EXERCISE REQUIREMENTS
Search the data below for the string "CZdirect". Extract every line that contains it.

STORED DATA

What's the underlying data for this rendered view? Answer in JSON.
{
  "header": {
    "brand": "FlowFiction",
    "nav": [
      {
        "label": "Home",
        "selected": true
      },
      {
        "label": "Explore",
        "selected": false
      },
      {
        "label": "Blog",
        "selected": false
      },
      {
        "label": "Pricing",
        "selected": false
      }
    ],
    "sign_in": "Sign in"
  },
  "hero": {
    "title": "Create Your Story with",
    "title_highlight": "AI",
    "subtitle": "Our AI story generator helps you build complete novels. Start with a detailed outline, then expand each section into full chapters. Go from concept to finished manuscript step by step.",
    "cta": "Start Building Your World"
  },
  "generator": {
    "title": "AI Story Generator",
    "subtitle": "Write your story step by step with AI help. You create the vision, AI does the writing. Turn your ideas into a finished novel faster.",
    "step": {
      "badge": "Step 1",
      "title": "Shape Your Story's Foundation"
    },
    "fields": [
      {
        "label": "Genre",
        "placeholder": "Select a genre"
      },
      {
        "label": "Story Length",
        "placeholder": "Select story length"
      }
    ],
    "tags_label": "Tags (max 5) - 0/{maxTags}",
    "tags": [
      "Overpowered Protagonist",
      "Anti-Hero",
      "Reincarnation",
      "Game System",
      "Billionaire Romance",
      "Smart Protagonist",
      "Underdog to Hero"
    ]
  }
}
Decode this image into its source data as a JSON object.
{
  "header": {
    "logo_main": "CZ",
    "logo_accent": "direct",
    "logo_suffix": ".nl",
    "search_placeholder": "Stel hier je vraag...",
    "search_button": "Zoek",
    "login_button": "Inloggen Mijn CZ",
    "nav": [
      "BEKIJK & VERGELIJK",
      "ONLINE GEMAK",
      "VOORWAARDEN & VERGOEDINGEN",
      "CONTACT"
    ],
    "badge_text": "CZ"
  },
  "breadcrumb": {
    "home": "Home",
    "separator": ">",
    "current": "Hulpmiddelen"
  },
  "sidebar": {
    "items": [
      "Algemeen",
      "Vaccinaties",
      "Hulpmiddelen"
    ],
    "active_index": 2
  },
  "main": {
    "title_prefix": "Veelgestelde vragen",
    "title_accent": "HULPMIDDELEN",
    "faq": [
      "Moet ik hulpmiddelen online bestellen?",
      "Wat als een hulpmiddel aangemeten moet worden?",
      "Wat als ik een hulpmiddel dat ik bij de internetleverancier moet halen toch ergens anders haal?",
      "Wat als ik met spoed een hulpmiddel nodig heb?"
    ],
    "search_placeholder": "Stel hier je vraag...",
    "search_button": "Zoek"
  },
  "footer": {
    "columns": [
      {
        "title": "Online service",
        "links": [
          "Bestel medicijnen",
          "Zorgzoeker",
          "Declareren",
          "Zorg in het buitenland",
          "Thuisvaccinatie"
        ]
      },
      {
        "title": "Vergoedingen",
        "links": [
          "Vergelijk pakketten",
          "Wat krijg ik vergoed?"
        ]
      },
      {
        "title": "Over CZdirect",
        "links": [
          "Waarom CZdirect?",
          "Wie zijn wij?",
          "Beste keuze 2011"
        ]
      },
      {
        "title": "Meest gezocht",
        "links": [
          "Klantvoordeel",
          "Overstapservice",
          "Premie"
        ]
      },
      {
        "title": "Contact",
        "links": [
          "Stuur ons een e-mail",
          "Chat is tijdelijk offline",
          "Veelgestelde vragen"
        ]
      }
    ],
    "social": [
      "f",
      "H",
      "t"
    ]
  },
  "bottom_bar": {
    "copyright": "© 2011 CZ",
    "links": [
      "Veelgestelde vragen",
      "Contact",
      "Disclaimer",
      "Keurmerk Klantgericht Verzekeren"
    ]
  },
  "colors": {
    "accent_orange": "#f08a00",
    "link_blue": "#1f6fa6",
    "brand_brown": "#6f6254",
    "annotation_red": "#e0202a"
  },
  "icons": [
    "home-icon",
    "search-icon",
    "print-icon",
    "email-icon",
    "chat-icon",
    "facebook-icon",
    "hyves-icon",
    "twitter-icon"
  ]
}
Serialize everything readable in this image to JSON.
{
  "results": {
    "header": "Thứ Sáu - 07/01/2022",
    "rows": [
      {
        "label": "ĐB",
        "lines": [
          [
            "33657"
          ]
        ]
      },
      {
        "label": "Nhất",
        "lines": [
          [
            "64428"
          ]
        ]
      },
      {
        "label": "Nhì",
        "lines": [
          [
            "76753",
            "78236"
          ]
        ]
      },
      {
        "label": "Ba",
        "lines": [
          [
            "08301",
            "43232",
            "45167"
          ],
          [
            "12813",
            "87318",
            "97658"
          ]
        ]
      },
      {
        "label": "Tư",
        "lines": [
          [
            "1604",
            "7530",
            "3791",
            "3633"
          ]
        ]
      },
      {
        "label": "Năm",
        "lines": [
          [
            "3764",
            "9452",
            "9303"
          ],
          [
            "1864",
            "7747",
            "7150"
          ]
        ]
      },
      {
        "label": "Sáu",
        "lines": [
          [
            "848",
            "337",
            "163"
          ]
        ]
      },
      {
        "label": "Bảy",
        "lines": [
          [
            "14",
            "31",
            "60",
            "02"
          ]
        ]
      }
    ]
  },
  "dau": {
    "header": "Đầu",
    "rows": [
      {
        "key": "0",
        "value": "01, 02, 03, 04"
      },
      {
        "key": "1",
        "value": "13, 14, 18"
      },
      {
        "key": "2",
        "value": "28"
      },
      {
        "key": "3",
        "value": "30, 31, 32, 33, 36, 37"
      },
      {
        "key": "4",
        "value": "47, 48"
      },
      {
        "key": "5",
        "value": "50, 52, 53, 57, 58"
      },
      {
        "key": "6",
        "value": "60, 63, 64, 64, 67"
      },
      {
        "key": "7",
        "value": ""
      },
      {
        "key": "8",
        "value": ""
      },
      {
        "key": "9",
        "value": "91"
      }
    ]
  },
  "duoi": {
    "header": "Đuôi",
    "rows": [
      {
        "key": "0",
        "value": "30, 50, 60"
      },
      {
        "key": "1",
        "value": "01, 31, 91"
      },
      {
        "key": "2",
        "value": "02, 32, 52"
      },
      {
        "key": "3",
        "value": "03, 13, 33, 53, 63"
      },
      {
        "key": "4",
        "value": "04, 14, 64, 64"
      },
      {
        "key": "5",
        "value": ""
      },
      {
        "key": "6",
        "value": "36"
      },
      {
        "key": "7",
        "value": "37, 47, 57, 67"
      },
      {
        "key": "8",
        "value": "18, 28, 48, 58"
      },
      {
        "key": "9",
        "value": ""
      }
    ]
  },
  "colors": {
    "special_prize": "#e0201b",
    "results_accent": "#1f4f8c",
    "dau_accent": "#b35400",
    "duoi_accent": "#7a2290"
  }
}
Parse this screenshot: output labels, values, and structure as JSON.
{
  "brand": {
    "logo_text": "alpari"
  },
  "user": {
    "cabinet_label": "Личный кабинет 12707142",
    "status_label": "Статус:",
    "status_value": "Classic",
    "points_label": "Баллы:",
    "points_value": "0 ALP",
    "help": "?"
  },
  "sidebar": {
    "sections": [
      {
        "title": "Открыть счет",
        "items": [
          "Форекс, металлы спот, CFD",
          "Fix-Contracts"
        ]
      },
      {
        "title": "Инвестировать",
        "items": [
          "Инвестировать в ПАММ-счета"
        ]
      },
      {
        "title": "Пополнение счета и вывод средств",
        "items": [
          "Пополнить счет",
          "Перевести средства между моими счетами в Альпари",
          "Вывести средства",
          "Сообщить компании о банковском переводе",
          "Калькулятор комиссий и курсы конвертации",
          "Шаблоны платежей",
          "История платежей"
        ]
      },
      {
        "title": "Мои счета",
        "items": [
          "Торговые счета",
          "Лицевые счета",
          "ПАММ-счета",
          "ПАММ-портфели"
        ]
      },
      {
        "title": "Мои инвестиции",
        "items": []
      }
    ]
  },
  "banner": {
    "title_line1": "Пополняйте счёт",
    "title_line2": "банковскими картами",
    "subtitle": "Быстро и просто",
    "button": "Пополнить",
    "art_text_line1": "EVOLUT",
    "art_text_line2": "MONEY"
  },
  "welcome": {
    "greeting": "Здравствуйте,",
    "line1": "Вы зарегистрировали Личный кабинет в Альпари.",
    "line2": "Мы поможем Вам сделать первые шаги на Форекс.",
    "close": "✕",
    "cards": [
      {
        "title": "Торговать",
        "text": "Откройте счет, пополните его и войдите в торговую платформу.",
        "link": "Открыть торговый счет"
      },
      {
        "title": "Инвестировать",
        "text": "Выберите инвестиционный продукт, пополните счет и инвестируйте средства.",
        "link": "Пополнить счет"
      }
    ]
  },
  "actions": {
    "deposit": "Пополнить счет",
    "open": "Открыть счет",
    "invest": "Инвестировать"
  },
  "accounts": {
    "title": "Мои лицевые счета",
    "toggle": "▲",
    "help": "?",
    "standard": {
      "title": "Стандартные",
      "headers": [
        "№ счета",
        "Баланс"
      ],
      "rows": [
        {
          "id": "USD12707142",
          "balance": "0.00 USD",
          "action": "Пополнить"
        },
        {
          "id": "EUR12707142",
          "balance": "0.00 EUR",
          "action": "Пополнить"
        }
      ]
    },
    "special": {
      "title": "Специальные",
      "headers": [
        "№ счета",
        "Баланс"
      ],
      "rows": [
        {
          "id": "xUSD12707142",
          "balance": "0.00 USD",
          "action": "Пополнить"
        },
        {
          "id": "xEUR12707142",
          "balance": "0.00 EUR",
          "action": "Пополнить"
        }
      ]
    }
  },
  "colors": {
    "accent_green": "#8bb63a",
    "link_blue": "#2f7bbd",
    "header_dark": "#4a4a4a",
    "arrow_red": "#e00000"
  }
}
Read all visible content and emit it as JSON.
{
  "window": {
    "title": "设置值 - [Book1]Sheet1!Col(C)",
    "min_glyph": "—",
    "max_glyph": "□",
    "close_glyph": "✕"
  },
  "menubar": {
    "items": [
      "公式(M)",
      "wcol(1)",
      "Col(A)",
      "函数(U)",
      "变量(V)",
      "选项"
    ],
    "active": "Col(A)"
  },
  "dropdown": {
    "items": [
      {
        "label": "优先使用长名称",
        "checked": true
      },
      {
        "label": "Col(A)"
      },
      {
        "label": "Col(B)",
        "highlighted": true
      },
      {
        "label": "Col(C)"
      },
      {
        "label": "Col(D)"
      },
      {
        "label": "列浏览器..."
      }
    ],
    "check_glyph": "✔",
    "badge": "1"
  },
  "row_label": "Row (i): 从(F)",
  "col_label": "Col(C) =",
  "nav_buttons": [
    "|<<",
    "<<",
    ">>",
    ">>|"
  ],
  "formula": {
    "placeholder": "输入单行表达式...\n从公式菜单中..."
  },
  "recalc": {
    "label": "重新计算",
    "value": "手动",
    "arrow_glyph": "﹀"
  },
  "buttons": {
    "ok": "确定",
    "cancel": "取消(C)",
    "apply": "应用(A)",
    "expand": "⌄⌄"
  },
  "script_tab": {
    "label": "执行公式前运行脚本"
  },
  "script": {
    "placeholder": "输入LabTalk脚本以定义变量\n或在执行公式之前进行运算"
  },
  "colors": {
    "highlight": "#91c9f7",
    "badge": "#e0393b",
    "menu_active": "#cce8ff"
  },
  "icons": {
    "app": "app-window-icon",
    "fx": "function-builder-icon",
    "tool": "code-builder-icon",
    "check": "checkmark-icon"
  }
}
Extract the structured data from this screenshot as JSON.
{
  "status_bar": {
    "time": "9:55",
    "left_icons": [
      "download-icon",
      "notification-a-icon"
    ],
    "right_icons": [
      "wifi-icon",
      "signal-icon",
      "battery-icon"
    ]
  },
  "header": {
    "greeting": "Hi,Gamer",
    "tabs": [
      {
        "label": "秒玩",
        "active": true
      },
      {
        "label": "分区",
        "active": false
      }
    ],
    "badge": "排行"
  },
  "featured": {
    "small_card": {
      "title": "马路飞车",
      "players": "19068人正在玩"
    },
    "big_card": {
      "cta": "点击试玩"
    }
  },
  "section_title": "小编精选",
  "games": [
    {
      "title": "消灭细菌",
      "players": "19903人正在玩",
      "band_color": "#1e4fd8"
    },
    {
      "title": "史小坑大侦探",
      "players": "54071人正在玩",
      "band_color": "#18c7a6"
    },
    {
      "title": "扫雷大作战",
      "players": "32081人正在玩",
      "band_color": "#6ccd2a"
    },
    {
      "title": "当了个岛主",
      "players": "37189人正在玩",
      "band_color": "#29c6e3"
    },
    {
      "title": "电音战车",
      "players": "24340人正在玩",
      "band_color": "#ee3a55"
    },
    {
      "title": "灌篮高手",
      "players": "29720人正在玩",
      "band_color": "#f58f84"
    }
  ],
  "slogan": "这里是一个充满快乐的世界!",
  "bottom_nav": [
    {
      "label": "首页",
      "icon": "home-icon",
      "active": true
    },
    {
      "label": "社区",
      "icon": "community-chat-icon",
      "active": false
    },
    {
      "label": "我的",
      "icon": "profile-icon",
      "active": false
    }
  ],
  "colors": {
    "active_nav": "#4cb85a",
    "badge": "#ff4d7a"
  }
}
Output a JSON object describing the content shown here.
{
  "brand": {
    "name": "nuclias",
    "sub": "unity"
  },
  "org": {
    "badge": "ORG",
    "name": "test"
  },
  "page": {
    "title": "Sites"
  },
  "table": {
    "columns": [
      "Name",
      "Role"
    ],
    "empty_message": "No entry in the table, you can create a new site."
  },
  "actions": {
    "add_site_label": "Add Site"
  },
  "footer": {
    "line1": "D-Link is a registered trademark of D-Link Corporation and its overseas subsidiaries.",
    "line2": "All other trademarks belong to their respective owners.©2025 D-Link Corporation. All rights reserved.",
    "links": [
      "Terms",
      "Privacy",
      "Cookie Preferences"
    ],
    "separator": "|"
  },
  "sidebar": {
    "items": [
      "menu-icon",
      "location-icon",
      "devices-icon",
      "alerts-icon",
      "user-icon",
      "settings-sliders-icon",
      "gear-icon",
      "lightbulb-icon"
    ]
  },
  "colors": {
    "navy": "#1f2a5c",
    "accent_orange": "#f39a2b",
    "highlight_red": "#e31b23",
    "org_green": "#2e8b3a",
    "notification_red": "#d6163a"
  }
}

SOLVED PROBLEM
        "title": "Over CZdirect",
          "Waarom CZdirect?",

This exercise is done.